Calling Aquino's approach to the maritime disputes with China "inflammatory," Xinhua said the Philippine leader "has never been a great candidate for a wise statesman" in the region.
The article went on to say Aquino had "senselessly compared his northern neighbor to the Nazi Germany, exposed his true color as an amateurish politician who was ignorant both of history and reality."
The Times had quoted Aquino as saying: "If we say yes to something we believe is wrong now, what guarantee is there that the wrong will not be further exacerbated down the line?
"At what point do you say, 'Enough is enough'? Well, the world has to say it -- remember that the Sudetenland was given in an attempt to appease Hitler to prevent World War II."
In the 1938 Czech crisis, Czechoslovakia lost the Sudetenland to Hitler's Germany.
Xinhua said Aquino had joined the ranks of "disgraced Japanese Prime Minister Shinzo Abe," who was quoted as comparing Japan-China relations to those between the United Kingdom and Germany in the run-up to World War I. Abe's comments reportedly were made last month at the annual World Economic Forum in Switzerland.
China's claims to the South China Sea include the Spratly Islands and the Scarborough Shoal off the Philippines.
Justifying its maritime claims, Xinhua said China's "sovereignty in the South China Sea has a sound historical foundation" and that China, "instead of bullying its smaller neighbors as Manila has claimed," seeks to resolve the issue through dialogue and consultation on an equal basis.
"The Philippine leader conveniently chose to ignore the very fact that it is his government that has adopted a confrontational approach by trying to snatching islands and waters" that have been part of Chinese territories "since ancient times."
Xinhua, noting relations between China and the Philippines have improved, reminded about China's help to the Philippines after the devastation by Typhoon Haiyan last year.

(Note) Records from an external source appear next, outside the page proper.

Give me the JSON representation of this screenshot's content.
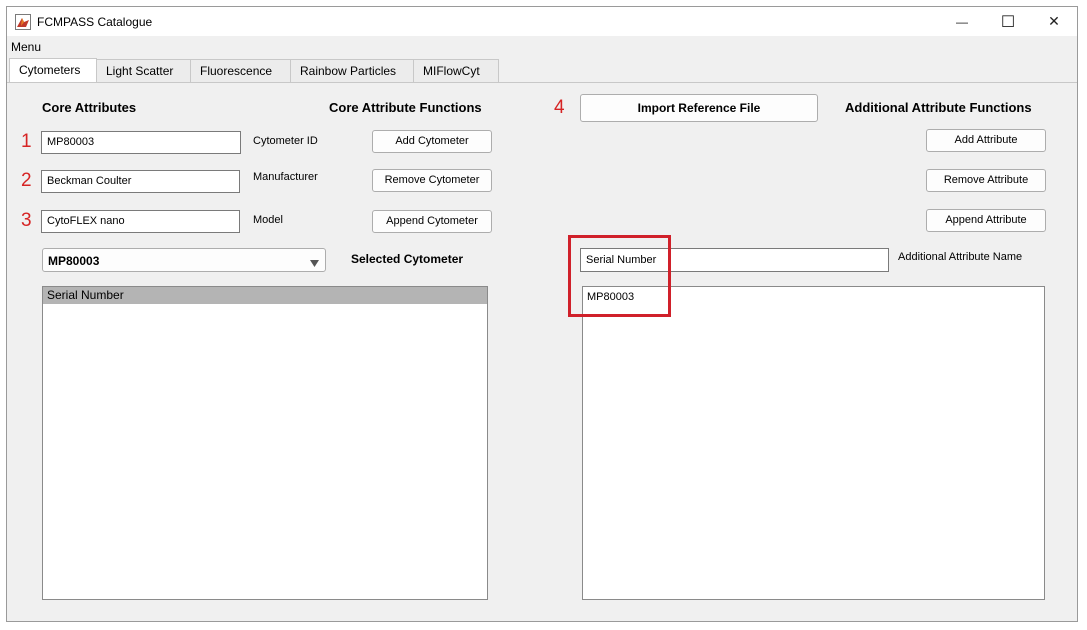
{
  "window": {
    "title": "FCMPASS Catalogue",
    "controls": {
      "minimize": "—",
      "maximize": "☐",
      "close": "✕"
    }
  },
  "menu": {
    "label": "Menu"
  },
  "tabs": [
    {
      "label": "Cytometers",
      "active": true
    },
    {
      "label": "Light Scatter"
    },
    {
      "label": "Fluorescence"
    },
    {
      "label": "Rainbow Particles"
    },
    {
      "label": "MIFlowCyt"
    }
  ],
  "core": {
    "heading": "Core Attributes",
    "functions_heading": "Core Attribute Functions",
    "fields": [
      {
        "number": "1",
        "value": "MP80003",
        "label": "Cytometer ID"
      },
      {
        "number": "2",
        "value": "Beckman Coulter",
        "label": "Manufacturer"
      },
      {
        "number": "3",
        "value": "CytoFLEX nano",
        "label": "Model"
      }
    ],
    "buttons": {
      "add": "Add Cytometer",
      "remove": "Remove Cytometer",
      "append": "Append Cytometer"
    },
    "dropdown_value": "MP80003",
    "selected_label": "Selected Cytometer",
    "list_items": [
      "Serial Number"
    ]
  },
  "import": {
    "number": "4",
    "label": "Import Reference File"
  },
  "additional": {
    "heading": "Additional Attribute Functions",
    "buttons": {
      "add": "Add Attribute",
      "remove": "Remove Attribute",
      "append": "Append Attribute"
    },
    "name_value": "Serial Number",
    "name_label": "Additional Attribute Name",
    "text_value": "MP80003"
  },
  "colors": {
    "annotation_red": "#d62424",
    "highlight_box": "#d0202a",
    "list_selected": "#b4b4b4"
  }
}
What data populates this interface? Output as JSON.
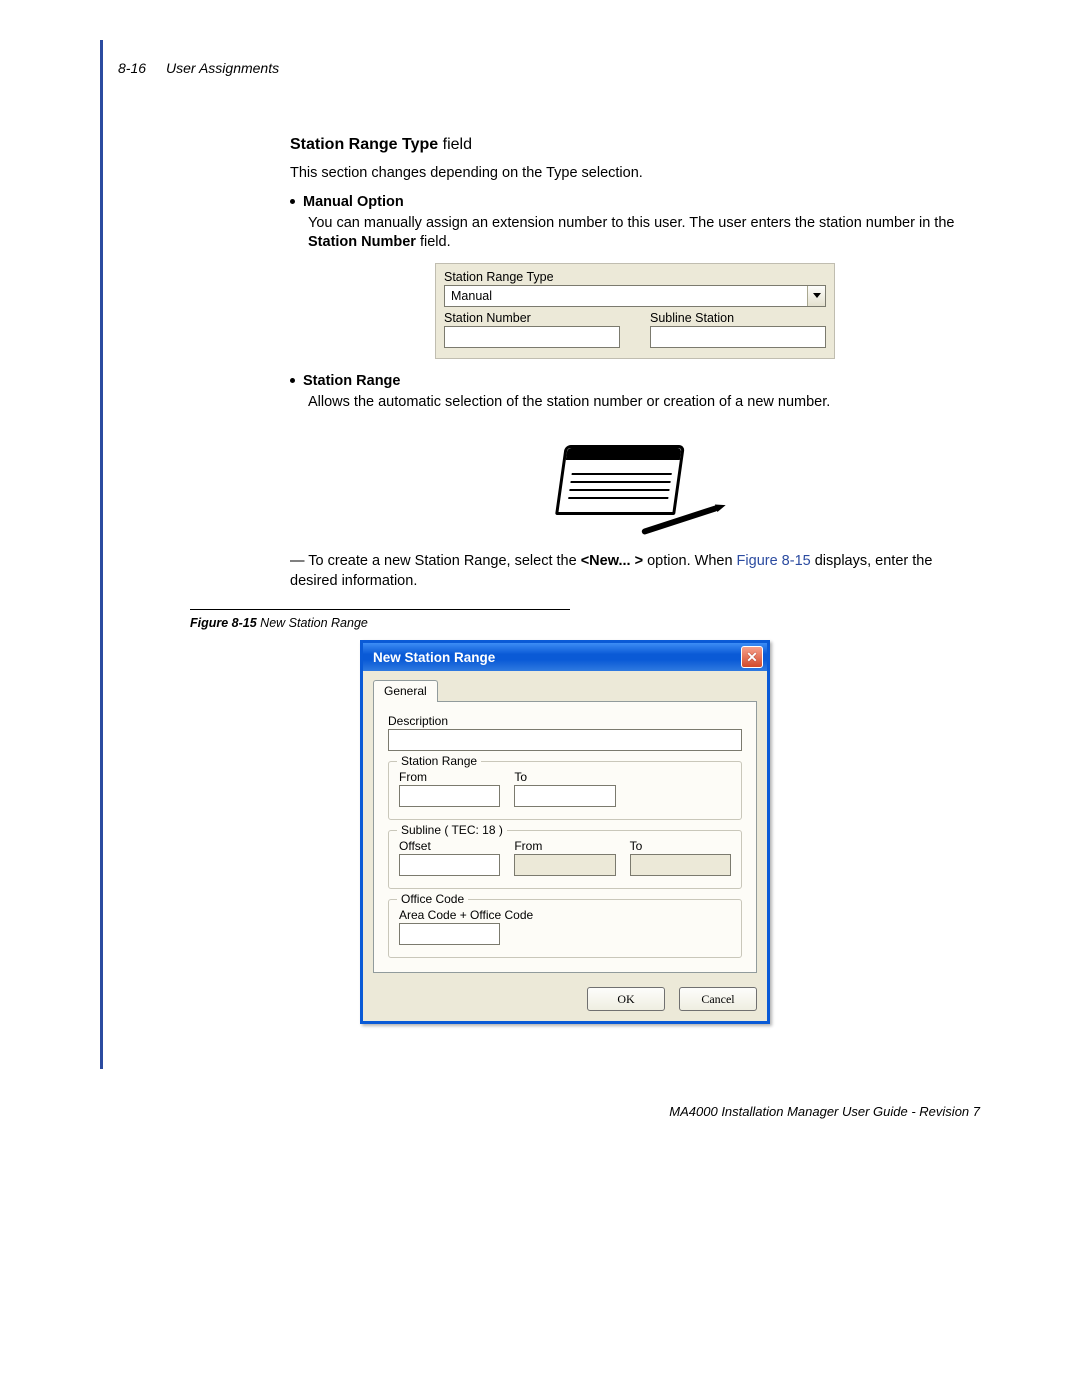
{
  "header": {
    "page_label": "8-16",
    "section_title": "User Assignments"
  },
  "section_heading": {
    "bold": "Station Range Type",
    "rest": " field"
  },
  "intro_text": "This section changes depending on the Type selection.",
  "bullets": {
    "manual": {
      "title": "Manual Option",
      "text_a": "You can manually assign an extension number to this user. The user enters the station number in the ",
      "text_bold": "Station Number",
      "text_b": " field."
    },
    "station_range": {
      "title": "Station Range",
      "text": "Allows the automatic selection of the station number or creation of a new number."
    }
  },
  "panel1": {
    "label_type": "Station Range Type",
    "select_value": "Manual",
    "label_station_number": "Station Number",
    "label_subline_station": "Subline Station"
  },
  "dash_line": {
    "a": "— To create a new Station Range, select the ",
    "bold": "<New... >",
    "b": " option. When ",
    "link": "Figure 8-15",
    "c": " displays, enter the desired information."
  },
  "figure": {
    "label": "Figure 8-15",
    "caption": "  New Station Range"
  },
  "dialog": {
    "title": "New Station Range",
    "tab": "General",
    "description_label": "Description",
    "group_station_range": {
      "legend": "Station Range",
      "from": "From",
      "to": "To"
    },
    "group_subline": {
      "legend": "Subline ( TEC: 18 )",
      "offset": "Offset",
      "from": "From",
      "to": "To"
    },
    "group_office": {
      "legend": "Office Code",
      "area_office": "Area Code + Office Code"
    },
    "buttons": {
      "ok": "OK",
      "cancel": "Cancel"
    }
  },
  "footer": "MA4000 Installation Manager User Guide - Revision 7"
}
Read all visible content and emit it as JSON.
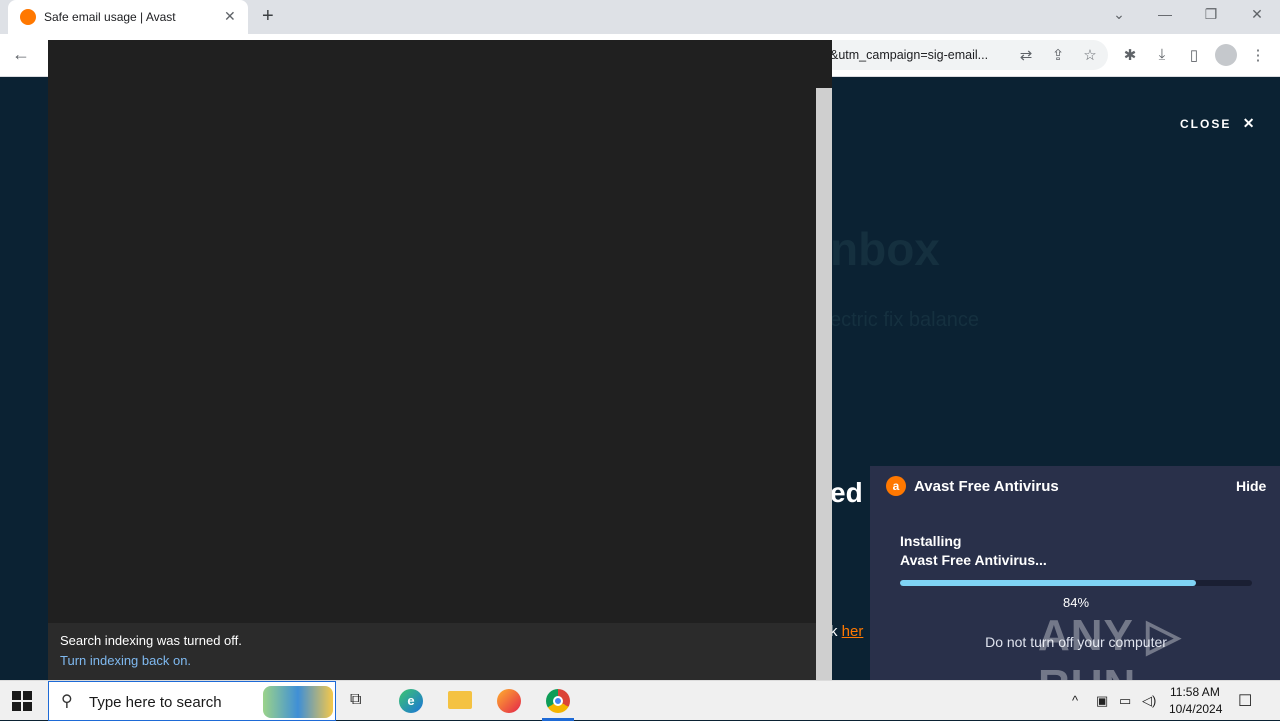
{
  "browser": {
    "tab_title": "Safe email usage | Avast",
    "new_tab": "+",
    "tab_close": "✕",
    "url": "&utm_campaign=sig-email...",
    "window_controls": {
      "dropdown": "⌄",
      "minimize": "—",
      "restore": "❐",
      "close": "✕"
    }
  },
  "page": {
    "close_label": "CLOSE",
    "close_icon": "✕",
    "ghost_title": "nbox",
    "ghost_sub": "ectric fix balance",
    "partial_heading": "ed",
    "partial_text": "k ",
    "partial_link": "her"
  },
  "search_overlay": {
    "notice_title": "Search indexing was turned off.",
    "notice_link": "Turn indexing back on."
  },
  "avast_popup": {
    "title": "Avast Free Antivirus",
    "logo_letter": "a",
    "hide_label": "Hide",
    "status_line1": "Installing",
    "status_line2": "Avast Free Antivirus...",
    "progress": 0.84,
    "percent_text": "84%",
    "warning": "Do not turn off your computer",
    "accent_color": "#ff7800"
  },
  "watermark": "ANY ▷ RUN",
  "taskbar": {
    "search_placeholder": "Type here to search",
    "search_icon": "⚲",
    "clock_time": "11:58 AM",
    "clock_date": "10/4/2024",
    "apps": [
      "task-view-icon",
      "edge-icon",
      "file-explorer-icon",
      "firefox-icon",
      "chrome-icon"
    ]
  }
}
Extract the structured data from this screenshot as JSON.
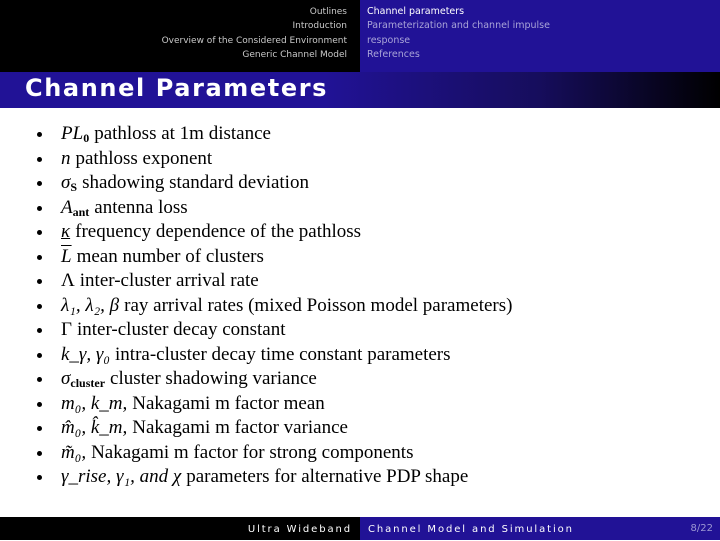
{
  "header": {
    "left_nav": [
      "Outlines",
      "Introduction",
      "Overview of the Considered Environment",
      "Generic Channel Model"
    ],
    "right_nav": [
      {
        "label": "Channel parameters",
        "active": true
      },
      {
        "label": "Parameterization and channel impulse",
        "active": false
      },
      {
        "label": "response",
        "active": false
      },
      {
        "label": "References",
        "active": false
      }
    ]
  },
  "slide": {
    "title": "Channel Parameters",
    "bullets": [
      {
        "symbol": "PL",
        "sub": "0",
        "text": "pathloss at 1m distance"
      },
      {
        "symbol": "n",
        "sub": "",
        "text": "pathloss exponent"
      },
      {
        "symbol": "σ",
        "sub": "S",
        "text": "shadowing standard deviation"
      },
      {
        "symbol": "A",
        "sub": "ant",
        "text": "antenna loss"
      },
      {
        "symbol": "κ",
        "sub": "",
        "text": "frequency dependence of the pathloss"
      },
      {
        "symbol": "L",
        "sub": "",
        "text": "mean number of clusters"
      },
      {
        "symbol": "Λ",
        "sub": "",
        "text": "inter-cluster arrival rate"
      },
      {
        "symbol": "λ₁, λ₂, β",
        "sub": "",
        "text": "ray arrival rates (mixed Poisson model parameters)"
      },
      {
        "symbol": "Γ",
        "sub": "",
        "text": "inter-cluster decay constant"
      },
      {
        "symbol": "k_γ, γ₀",
        "sub": "",
        "text": "intra-cluster decay time constant parameters"
      },
      {
        "symbol": "σ",
        "sub": "cluster",
        "text": "cluster shadowing variance"
      },
      {
        "symbol": "m₀, k_m,",
        "sub": "",
        "text": "Nakagami m factor mean"
      },
      {
        "symbol": "m̂₀, k̂_m,",
        "sub": "",
        "text": "Nakagami m factor variance"
      },
      {
        "symbol": "m̃₀,",
        "sub": "",
        "text": "Nakagami m factor for strong components"
      },
      {
        "symbol": "γ_rise, γ₁, and χ",
        "sub": "",
        "text": "parameters for alternative PDP shape"
      }
    ]
  },
  "footer": {
    "left_text": "Ultra Wideband",
    "right_text": "Channel Model and Simulation",
    "page": "8/22"
  },
  "colors": {
    "accent_blue": "#211296",
    "black": "#000000",
    "inactive_nav": "#a9a4d8"
  }
}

"Aquino's latest attack against China may very much have squandered this unique opportunity to further improve relations with China," Xinhua said.